● Task requirements:
When a line in the data below includes "JSON", pick it out and copy it.

Collected data entries:
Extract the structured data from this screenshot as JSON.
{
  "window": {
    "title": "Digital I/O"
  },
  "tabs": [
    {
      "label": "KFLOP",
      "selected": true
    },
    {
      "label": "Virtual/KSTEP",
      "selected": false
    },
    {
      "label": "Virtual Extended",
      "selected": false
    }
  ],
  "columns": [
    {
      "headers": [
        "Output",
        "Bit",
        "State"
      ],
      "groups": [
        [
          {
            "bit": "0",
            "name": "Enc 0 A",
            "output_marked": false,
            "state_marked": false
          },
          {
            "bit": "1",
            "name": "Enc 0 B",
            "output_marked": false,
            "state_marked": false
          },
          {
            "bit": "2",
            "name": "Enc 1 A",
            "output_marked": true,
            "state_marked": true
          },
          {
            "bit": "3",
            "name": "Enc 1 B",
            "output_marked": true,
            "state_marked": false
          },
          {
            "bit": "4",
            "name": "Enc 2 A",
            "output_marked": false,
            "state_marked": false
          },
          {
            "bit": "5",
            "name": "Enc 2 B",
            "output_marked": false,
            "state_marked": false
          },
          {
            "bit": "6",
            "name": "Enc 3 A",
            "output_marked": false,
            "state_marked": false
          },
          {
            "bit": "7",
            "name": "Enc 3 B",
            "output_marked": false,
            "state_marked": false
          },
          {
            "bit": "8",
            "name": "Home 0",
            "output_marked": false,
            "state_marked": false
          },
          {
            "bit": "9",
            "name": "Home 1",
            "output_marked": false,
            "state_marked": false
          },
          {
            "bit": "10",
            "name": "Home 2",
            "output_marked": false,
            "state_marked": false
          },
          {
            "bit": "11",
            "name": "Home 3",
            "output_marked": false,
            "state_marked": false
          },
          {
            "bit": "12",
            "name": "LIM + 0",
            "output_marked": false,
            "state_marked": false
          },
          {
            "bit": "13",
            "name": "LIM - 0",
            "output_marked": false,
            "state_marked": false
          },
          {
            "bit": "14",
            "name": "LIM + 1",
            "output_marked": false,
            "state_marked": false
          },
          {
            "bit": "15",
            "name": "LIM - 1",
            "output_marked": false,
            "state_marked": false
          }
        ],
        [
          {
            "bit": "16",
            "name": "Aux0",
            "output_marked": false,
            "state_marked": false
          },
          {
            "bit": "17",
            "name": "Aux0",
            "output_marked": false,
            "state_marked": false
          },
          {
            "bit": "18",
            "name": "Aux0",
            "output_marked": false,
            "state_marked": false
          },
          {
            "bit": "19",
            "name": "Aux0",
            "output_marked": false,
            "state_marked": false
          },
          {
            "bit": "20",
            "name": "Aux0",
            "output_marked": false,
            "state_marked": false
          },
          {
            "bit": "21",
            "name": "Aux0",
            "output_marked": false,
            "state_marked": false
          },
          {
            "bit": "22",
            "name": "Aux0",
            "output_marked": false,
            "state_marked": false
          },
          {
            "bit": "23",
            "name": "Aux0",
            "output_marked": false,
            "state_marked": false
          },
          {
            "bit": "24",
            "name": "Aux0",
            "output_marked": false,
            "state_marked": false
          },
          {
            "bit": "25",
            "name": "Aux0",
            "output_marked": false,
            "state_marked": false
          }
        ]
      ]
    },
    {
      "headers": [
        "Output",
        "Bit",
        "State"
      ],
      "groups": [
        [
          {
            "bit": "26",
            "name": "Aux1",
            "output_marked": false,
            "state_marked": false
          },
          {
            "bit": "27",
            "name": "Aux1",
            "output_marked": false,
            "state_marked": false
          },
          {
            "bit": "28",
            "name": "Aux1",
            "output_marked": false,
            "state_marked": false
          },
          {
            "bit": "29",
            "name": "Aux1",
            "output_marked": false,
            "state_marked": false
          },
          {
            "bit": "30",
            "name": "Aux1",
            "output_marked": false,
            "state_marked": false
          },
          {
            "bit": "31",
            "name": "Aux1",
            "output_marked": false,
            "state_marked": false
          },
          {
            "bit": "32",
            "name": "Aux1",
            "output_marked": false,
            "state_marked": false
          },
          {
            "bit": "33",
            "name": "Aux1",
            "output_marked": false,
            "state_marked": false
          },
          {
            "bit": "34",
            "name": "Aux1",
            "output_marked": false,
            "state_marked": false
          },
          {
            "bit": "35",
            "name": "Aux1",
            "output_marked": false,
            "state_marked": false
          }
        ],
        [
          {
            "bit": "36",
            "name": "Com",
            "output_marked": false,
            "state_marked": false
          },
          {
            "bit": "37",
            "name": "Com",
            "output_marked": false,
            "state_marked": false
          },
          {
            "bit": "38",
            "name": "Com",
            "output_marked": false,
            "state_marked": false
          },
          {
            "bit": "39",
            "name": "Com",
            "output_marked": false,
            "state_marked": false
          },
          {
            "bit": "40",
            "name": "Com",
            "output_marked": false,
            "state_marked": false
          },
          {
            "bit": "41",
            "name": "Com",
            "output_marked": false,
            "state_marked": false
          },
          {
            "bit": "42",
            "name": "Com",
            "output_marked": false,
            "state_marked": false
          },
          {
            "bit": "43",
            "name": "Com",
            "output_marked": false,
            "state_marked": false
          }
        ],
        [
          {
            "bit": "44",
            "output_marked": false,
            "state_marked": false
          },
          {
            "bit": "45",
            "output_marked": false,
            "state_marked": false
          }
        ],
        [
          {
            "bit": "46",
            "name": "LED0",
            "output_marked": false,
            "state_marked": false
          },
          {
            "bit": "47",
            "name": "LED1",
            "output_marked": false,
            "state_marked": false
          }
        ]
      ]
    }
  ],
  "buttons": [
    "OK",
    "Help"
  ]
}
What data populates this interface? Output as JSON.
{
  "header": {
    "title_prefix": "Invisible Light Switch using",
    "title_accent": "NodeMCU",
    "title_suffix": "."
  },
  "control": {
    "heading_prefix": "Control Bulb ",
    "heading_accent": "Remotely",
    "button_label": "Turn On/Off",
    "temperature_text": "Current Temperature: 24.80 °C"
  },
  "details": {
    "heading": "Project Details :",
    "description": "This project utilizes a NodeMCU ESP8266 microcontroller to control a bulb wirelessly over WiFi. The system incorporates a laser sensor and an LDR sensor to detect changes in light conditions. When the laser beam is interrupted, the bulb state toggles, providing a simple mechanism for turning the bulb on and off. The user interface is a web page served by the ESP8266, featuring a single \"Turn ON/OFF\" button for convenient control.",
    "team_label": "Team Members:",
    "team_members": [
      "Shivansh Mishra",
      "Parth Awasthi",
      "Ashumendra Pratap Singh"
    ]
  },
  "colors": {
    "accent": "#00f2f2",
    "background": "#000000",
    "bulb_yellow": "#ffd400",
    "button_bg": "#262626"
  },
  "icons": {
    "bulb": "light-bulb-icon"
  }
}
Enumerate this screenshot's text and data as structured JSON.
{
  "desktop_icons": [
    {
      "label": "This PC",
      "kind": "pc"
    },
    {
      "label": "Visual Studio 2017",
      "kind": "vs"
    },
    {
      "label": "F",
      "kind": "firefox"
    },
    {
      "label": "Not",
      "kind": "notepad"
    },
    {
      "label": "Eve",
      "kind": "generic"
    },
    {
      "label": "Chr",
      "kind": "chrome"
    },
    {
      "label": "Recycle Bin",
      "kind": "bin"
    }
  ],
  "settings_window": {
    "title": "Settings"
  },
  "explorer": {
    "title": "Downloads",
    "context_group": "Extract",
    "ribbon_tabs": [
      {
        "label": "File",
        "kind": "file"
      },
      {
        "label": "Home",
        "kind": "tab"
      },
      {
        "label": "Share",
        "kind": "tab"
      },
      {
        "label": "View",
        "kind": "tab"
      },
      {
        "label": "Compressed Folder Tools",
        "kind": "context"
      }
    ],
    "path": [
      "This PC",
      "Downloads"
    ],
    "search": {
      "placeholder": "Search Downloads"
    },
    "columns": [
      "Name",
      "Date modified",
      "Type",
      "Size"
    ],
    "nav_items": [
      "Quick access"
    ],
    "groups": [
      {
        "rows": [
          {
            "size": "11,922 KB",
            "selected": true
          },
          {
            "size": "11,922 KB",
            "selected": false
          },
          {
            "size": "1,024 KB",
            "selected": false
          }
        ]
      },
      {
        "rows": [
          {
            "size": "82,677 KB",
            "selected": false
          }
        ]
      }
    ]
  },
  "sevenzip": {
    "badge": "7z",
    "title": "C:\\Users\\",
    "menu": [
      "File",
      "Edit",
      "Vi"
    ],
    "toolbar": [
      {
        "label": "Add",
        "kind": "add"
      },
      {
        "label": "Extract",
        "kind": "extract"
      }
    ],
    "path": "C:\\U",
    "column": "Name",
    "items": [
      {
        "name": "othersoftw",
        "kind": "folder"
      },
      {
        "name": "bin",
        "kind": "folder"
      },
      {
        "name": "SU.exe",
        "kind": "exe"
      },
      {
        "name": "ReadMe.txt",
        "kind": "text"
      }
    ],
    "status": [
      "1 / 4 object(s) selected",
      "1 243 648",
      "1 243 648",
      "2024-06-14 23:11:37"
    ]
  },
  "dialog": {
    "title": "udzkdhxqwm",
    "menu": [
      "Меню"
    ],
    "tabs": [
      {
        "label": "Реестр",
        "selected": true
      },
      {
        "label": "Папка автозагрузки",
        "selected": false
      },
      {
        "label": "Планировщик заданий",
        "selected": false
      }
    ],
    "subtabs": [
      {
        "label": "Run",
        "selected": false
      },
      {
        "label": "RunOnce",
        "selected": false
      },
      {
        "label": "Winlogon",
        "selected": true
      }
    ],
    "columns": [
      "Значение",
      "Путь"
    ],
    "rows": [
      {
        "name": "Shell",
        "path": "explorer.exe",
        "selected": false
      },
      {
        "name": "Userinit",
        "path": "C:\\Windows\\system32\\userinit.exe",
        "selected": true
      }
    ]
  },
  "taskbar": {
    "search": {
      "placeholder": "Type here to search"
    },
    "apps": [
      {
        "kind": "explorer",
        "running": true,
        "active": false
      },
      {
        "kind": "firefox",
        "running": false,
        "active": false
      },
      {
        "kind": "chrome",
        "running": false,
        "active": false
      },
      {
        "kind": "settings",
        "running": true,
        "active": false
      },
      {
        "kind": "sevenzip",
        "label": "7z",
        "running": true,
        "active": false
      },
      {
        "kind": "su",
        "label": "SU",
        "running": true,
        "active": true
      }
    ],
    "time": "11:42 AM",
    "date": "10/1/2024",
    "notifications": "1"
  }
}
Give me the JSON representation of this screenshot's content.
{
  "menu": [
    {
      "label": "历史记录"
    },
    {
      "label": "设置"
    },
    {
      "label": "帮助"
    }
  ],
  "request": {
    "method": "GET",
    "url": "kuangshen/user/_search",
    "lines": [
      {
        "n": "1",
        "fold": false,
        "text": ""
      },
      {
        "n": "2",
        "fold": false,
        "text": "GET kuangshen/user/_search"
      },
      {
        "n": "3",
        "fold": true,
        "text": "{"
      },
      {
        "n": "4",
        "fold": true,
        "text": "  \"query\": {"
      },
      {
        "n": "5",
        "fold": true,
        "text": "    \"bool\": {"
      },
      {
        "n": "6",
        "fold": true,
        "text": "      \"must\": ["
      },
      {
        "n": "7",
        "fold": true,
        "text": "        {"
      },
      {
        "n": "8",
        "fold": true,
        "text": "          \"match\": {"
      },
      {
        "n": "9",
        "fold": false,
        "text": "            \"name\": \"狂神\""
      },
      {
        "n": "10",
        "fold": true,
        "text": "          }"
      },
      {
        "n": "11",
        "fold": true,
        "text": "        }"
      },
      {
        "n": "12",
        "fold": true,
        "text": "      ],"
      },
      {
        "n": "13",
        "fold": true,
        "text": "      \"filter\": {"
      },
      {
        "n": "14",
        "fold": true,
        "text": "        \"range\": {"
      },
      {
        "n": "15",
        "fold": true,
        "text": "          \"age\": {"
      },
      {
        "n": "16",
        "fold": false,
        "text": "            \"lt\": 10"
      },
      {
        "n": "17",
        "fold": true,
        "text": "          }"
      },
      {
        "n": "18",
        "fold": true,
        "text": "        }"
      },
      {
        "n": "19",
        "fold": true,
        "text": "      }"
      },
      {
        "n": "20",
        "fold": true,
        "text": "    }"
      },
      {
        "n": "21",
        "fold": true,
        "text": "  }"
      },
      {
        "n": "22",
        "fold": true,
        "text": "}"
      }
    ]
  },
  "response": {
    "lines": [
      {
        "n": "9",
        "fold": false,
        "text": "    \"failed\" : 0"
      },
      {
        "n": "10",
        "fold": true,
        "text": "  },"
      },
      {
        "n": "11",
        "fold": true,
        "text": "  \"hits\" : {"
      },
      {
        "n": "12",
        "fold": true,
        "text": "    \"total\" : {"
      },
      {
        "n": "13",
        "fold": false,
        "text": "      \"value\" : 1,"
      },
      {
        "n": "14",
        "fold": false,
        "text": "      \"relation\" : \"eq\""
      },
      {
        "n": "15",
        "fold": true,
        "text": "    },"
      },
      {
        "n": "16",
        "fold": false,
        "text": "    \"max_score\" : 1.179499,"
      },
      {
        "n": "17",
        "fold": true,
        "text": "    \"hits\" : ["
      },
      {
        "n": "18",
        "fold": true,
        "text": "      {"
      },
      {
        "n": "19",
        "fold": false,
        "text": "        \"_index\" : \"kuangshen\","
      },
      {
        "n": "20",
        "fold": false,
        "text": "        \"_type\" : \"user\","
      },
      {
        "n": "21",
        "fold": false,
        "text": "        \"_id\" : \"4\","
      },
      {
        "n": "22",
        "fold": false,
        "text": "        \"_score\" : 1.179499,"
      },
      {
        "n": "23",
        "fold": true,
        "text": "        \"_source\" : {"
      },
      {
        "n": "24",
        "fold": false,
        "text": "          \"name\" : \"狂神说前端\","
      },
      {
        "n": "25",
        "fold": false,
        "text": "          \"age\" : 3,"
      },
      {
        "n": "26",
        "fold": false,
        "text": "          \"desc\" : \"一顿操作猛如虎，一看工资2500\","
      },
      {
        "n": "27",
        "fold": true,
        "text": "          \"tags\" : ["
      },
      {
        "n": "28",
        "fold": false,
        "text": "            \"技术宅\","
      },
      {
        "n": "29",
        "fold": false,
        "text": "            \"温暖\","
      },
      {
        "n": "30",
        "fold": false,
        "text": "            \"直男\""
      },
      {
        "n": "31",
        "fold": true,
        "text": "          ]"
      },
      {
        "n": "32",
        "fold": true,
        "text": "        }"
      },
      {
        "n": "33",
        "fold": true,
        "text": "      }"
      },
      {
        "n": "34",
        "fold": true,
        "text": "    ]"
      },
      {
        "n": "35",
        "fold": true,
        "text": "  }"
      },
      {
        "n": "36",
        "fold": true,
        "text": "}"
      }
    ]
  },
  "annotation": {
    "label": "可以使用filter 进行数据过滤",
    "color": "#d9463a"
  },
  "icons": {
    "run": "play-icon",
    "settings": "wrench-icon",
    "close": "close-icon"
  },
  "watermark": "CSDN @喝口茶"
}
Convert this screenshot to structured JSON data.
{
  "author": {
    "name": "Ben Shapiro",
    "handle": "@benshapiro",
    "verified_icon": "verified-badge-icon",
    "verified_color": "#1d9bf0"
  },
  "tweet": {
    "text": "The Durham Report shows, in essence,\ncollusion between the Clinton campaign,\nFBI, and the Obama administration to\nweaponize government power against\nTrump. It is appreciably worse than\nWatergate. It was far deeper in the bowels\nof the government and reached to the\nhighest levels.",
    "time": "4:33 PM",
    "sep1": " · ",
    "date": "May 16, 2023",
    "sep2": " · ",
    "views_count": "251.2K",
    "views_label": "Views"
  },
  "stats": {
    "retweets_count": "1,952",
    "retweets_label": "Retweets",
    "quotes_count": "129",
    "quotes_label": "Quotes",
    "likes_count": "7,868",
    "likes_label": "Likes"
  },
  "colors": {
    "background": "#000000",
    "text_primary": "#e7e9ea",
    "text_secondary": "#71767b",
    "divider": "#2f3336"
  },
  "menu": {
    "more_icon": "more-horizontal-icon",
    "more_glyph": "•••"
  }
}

● Answer for this exercise:
Extract the structured data from this screenshot as JSON.
What data populates this interface? Output as JSON.
Enumerate this screenshot's text and data as structured JSON.
Give me the JSON representation of this screenshot's content.
Convert this screenshot to structured JSON data.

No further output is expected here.